A standing-room-only crowd assembled last evening in the Pleasants Family Assembly Room at Wilson Library to hear eminent art historian Prof. David Freedberg deliver the 14th Hanes Lecture, presented by the Hanes Foundation for the Study of the Origin and Development of the Book.
The audience was rapt as Prof. Freedberg spoke eloquently on “Pictures, Books, and Science: From Description to Diagram in the Circle of Galileo.” The lecture was long, but attention never wavered! The 17th- century quest to record the natural world by descriptive book illustrations vs. schematic diagrams and charts had all eyes focused on the projected images, and all ears following the speaker’s every well-chosen word.

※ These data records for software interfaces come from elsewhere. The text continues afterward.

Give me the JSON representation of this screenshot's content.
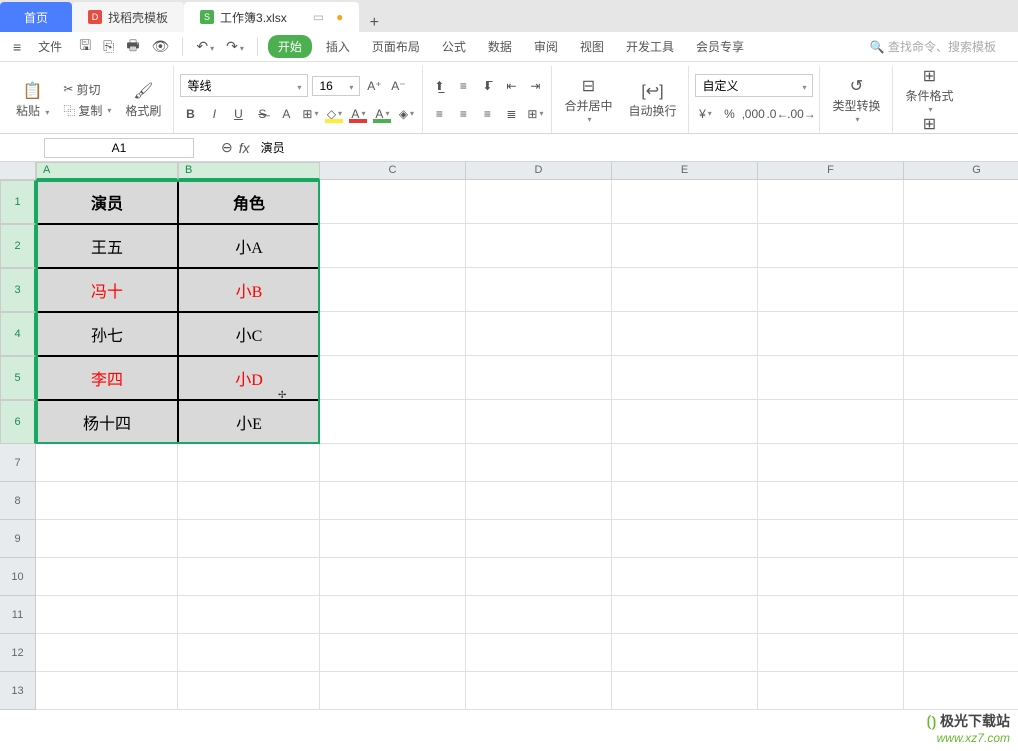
{
  "tabs": {
    "home": "首页",
    "template": "找稻壳模板",
    "active": "工作簿3.xlsx",
    "new": "+"
  },
  "menu": {
    "file_label": "文件",
    "start": "开始",
    "items": [
      "插入",
      "页面布局",
      "公式",
      "数据",
      "审阅",
      "视图",
      "开发工具",
      "会员专享"
    ],
    "search_placeholder": "查找命令、搜索模板"
  },
  "ribbon": {
    "paste": "粘贴",
    "cut": "剪切",
    "copy": "复制",
    "format_painter": "格式刷",
    "font_name": "等线",
    "font_size": "16",
    "merge": "合并居中",
    "wrap": "自动换行",
    "num_format": "自定义",
    "type_convert": "类型转换",
    "cond_format": "条件格式"
  },
  "formula_bar": {
    "cell_ref": "A1",
    "value": "演员"
  },
  "grid": {
    "col_width_data": 142,
    "col_width_rest": 146,
    "row_h_data": 44,
    "row_h_rest": 38,
    "cols": [
      "A",
      "B",
      "C",
      "D",
      "E",
      "F",
      "G"
    ],
    "row_nums": [
      "1",
      "2",
      "3",
      "4",
      "5",
      "6",
      "7",
      "8",
      "9",
      "10",
      "11",
      "12",
      "13"
    ],
    "headers": [
      "演员",
      "角色"
    ],
    "rows": [
      {
        "a": "王五",
        "b": "小A",
        "red": false
      },
      {
        "a": "冯十",
        "b": "小B",
        "red": true
      },
      {
        "a": "孙七",
        "b": "小C",
        "red": false
      },
      {
        "a": "李四",
        "b": "小D",
        "red": true
      },
      {
        "a": "杨十四",
        "b": "小E",
        "red": false
      }
    ]
  },
  "watermark": {
    "name": "极光下载站",
    "url": "www.xz7.com"
  }
}
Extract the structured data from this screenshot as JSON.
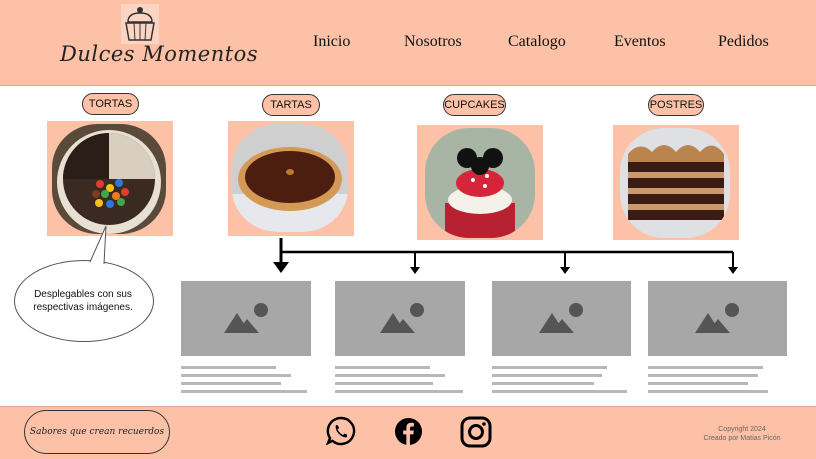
{
  "brand": {
    "name": "Dulces Momentos"
  },
  "nav": {
    "inicio": "Inicio",
    "nosotros": "Nosotros",
    "catalogo": "Catalogo",
    "eventos": "Eventos",
    "pedidos": "Pedidos"
  },
  "categories": {
    "tortas": "TORTAS",
    "tartas": "TARTAS",
    "cupcakes": "CUPCAKES",
    "postres": "POSTRES"
  },
  "callout": {
    "text": "Desplegables con sus respectivas imágenes."
  },
  "footer": {
    "slogan": "Sabores que crean recuerdos",
    "copyright_line1": "Copyright 2024",
    "copyright_line2": "Creado por Matias Picón"
  },
  "social": {
    "icons": [
      "whatsapp-icon",
      "facebook-icon",
      "instagram-icon"
    ]
  },
  "colors": {
    "accent": "#fdc1a8",
    "placeholder": "#a7a7a7"
  }
}
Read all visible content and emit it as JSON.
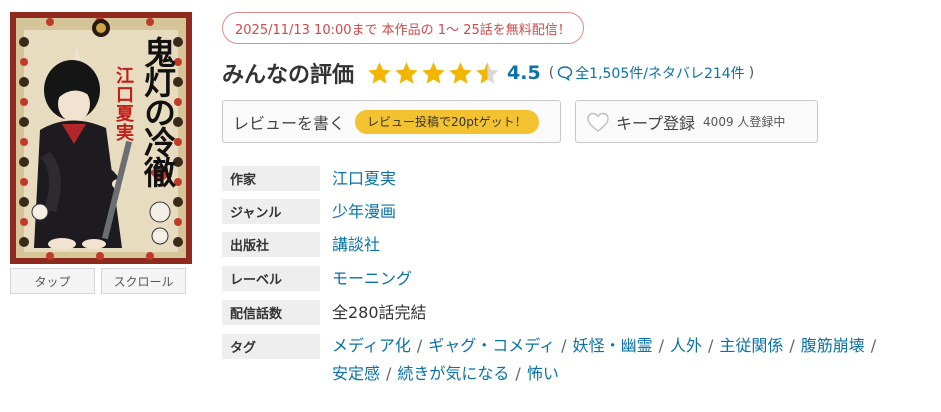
{
  "cover": {
    "title": "鬼灯の冷徹",
    "author": "江口夏実",
    "buttons": [
      "タップ",
      "スクロール"
    ]
  },
  "campaign": {
    "text": "2025/11/13 10:00まで 本作品の 1〜 25話を無料配信！"
  },
  "rating": {
    "title": "みんなの評価",
    "score": "4.5",
    "score_value": 4.5,
    "open_paren": "(",
    "review_count": "全1,505件/ネタバレ214件",
    "close_paren": ")",
    "colors": {
      "star": "#f2b600",
      "star_empty": "#d9d9d9",
      "accent": "#0a72a6"
    }
  },
  "actions": {
    "write_review": "レビューを書く",
    "points_badge": "レビュー投稿で20ptゲット！",
    "keep": "キープ登録",
    "keep_count": "4009 人登録中"
  },
  "info": {
    "author_label": "作家",
    "author": "江口夏実",
    "genre_label": "ジャンル",
    "genre": "少年漫画",
    "publisher_label": "出版社",
    "publisher": "講談社",
    "label_label": "レーベル",
    "label": "モーニング",
    "episodes_label": "配信話数",
    "episodes": "全280話完結",
    "tags_label": "タグ",
    "tags": [
      "メディア化",
      "ギャグ・コメディ",
      "妖怪・幽霊",
      "人外",
      "主従関係",
      "腹筋崩壊",
      "安定感",
      "続きが気になる",
      "怖い"
    ],
    "separator": "/"
  }
}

Indeed, the lively evening fulfilled the Chapel Hill Rare Book Collection’s mission to promote rigorous intellectual thought – and joy. Everyone was smiling as Prof. Freedberg finished his lecture with the famous telescopic moon renderings. Of course – the moon belongs to everyone, the best things in life are free!
With this resounding success, the Rare Book Collection looks forward to continuing the distinguished Hanes Lecture series on the history of the book in the years ahead.